What the task requires:
Your task is to restate the listing word for word without the pictures.

Data listing:
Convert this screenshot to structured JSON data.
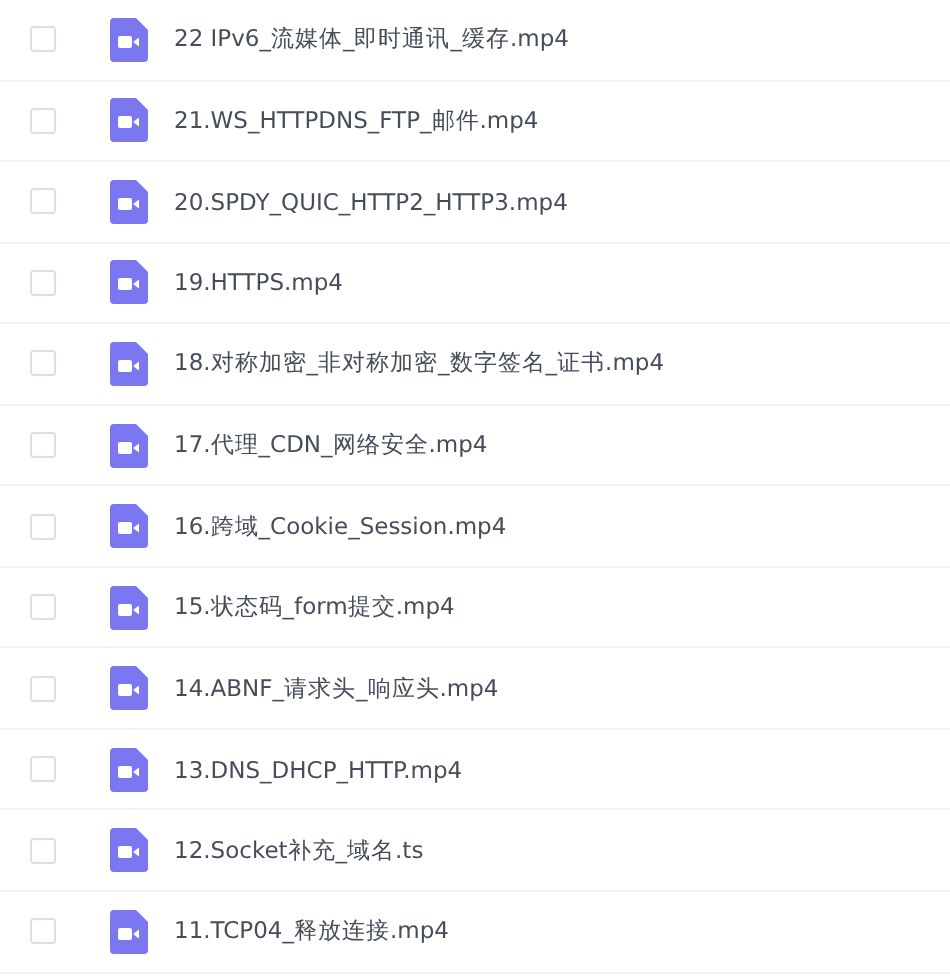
{
  "files": [
    {
      "name": "22 IPv6_流媒体_即时通讯_缓存.mp4",
      "checked": false
    },
    {
      "name": "21.WS_HTTPDNS_FTP_邮件.mp4",
      "checked": false
    },
    {
      "name": "20.SPDY_QUIC_HTTP2_HTTP3.mp4",
      "checked": false
    },
    {
      "name": "19.HTTPS.mp4",
      "checked": false
    },
    {
      "name": "18.对称加密_非对称加密_数字签名_证书.mp4",
      "checked": false
    },
    {
      "name": "17.代理_CDN_网络安全.mp4",
      "checked": false
    },
    {
      "name": "16.跨域_Cookie_Session.mp4",
      "checked": false
    },
    {
      "name": "15.状态码_form提交.mp4",
      "checked": false
    },
    {
      "name": "14.ABNF_请求头_响应头.mp4",
      "checked": false
    },
    {
      "name": "13.DNS_DHCP_HTTP.mp4",
      "checked": false
    },
    {
      "name": "12.Socket补充_域名.ts",
      "checked": false
    },
    {
      "name": "11.TCP04_释放连接.mp4",
      "checked": false
    }
  ]
}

Written answer:
Convert this screenshot to structured JSON data.
{
  "files": [
    {
      "name": "22 IPv6_流媒体_即时通讯_缓存.mp4",
      "checked": false
    },
    {
      "name": "21.WS_HTTPDNS_FTP_邮件.mp4",
      "checked": false
    },
    {
      "name": "20.SPDY_QUIC_HTTP2_HTTP3.mp4",
      "checked": false
    },
    {
      "name": "19.HTTPS.mp4",
      "checked": false
    },
    {
      "name": "18.对称加密_非对称加密_数字签名_证书.mp4",
      "checked": false
    },
    {
      "name": "17.代理_CDN_网络安全.mp4",
      "checked": false
    },
    {
      "name": "16.跨域_Cookie_Session.mp4",
      "checked": false
    },
    {
      "name": "15.状态码_form提交.mp4",
      "checked": false
    },
    {
      "name": "14.ABNF_请求头_响应头.mp4",
      "checked": false
    },
    {
      "name": "13.DNS_DHCP_HTTP.mp4",
      "checked": false
    },
    {
      "name": "12.Socket补充_域名.ts",
      "checked": false
    },
    {
      "name": "11.TCP04_释放连接.mp4",
      "checked": false
    }
  ]
}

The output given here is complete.